by Paul Goraczko, Think Green Correspondent
Montgomery County Community College‘s Ceramics Department recently revamped the way its reduction kiln is fired.
The project, entitled the “Cone 6 Transition Project,” is part of an effort to support the College’s commitment to sustainability.
The project was piloted by Dr. Aaron Shatzman, Dean of Social Sciences (who was serving as Interim Dean of Arts & Humanities at the time); Frank Short, Professor/Coordinator of Fine Arts; and Michael Connelly, Assistant Professor of Ceramics.
Previously, students’ ceramics projects were bisque-fired in an electric kiln and then glaze-fired in a natural gas-fired reduction kiln at Cone 10 (2360 degrees).

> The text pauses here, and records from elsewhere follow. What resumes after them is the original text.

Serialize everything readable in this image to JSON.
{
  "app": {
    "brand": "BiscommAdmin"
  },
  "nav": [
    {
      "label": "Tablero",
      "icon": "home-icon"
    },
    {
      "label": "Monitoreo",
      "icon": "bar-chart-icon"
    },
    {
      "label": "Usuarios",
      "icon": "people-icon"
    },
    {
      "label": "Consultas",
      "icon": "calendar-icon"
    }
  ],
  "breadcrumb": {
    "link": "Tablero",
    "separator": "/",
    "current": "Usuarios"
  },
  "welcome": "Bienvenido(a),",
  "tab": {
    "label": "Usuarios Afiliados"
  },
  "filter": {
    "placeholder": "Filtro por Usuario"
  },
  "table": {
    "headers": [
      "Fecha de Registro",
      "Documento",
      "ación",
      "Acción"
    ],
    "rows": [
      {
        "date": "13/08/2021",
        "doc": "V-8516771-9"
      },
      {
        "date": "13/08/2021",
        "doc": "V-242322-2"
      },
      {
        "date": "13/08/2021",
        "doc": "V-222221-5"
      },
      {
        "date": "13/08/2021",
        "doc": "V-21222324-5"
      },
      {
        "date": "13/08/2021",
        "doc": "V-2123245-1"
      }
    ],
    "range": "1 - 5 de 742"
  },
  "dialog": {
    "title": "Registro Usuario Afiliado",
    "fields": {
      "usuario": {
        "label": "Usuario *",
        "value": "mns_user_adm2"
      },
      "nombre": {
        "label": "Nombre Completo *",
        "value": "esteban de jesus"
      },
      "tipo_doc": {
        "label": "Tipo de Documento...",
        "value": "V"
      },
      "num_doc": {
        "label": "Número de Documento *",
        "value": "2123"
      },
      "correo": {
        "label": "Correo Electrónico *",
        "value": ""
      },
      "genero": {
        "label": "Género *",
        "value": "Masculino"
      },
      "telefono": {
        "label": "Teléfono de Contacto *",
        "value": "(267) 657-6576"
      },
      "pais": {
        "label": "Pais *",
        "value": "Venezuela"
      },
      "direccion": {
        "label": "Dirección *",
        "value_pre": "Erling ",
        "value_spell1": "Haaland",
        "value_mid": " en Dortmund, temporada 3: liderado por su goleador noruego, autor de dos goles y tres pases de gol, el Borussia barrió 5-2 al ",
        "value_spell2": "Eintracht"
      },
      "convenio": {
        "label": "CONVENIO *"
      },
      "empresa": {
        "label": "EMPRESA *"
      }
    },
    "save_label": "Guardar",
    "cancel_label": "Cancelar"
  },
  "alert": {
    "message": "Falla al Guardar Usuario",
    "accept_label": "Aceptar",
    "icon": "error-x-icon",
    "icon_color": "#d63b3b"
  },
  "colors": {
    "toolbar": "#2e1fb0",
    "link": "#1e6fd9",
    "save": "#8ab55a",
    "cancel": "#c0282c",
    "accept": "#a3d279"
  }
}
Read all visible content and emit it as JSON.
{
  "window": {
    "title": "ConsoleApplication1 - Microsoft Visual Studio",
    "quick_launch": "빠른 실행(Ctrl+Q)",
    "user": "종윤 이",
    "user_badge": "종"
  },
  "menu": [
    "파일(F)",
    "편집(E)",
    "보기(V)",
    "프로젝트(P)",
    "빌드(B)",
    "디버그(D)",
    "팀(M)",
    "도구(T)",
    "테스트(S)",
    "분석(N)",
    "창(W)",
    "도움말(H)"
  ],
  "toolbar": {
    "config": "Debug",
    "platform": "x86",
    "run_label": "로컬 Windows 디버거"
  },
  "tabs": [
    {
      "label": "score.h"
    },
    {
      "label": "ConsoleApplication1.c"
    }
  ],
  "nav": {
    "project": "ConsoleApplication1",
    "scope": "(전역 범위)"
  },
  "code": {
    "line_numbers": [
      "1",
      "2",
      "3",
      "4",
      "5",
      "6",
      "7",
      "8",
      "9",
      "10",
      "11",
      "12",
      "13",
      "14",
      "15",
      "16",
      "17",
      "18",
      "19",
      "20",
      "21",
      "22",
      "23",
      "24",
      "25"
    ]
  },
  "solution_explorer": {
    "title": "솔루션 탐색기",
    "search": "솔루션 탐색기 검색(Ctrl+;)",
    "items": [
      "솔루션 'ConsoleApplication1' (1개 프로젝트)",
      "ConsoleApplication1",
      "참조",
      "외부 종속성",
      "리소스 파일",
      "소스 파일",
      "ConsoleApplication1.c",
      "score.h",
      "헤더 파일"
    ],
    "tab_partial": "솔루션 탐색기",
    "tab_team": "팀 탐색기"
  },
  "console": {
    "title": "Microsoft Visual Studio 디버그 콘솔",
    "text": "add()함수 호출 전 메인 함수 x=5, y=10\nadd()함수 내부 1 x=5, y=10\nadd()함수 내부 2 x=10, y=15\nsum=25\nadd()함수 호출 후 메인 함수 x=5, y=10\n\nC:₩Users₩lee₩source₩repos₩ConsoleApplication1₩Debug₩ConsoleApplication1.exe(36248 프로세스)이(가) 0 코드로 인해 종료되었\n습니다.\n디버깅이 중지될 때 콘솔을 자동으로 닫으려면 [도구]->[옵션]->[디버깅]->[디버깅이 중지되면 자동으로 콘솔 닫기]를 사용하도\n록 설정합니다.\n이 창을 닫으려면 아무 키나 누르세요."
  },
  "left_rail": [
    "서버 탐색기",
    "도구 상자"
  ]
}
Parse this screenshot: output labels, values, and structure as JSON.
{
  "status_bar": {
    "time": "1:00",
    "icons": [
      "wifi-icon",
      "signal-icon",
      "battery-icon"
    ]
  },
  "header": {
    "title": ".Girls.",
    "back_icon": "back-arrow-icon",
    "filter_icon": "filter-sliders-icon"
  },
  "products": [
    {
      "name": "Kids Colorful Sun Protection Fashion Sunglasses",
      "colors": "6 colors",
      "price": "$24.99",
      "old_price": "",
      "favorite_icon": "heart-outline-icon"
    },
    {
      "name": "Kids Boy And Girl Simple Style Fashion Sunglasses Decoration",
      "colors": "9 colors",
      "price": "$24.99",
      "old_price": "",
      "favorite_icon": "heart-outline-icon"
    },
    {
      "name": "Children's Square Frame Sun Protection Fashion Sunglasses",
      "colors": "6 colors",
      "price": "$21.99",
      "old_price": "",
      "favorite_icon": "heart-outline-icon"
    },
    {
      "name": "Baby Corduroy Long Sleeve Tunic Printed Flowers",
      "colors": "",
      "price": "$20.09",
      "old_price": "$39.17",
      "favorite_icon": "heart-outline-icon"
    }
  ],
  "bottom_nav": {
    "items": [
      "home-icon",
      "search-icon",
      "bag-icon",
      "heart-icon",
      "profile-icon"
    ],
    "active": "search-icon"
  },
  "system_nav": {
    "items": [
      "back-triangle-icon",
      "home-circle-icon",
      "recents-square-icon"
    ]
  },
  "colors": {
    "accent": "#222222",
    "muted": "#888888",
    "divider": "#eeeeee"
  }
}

The transition has lowered the overall kiln firing temperature from Cone 10 to Cone 6 (2192 degrees).
The 168-degree difference between the two firing temperatures may not sound like a huge difference, but reducing the temperature at which the kiln is fired will have some green friendly effects.
“Although change is hard,” Connelly said,” the ceramics program should focus on the benefits of firing mid-range reduction.”
The change will save time and fuel, reduce the College’s carbon footprint, and lower costs.
Heating a kiln to Cone 10 can take anywhere from 10-12 hours, while Cone 6 takes only 8-10 hours. This translates not only to a 30% fuel savings, but also to savings in staffing, as each firing has to be overseen by a member of the College’s staff.
Reducing the firing temperature also adds longevity to the kiln by reducing the wear and tear. This translates to savings in the long term, because it will decrease the likelihood of having to replace the kiln prematurely.
Connelly admits that “ceramics is not the greenest of art forms,” but the Cone 6 Transition Project is just one way the department is helping the College to go green.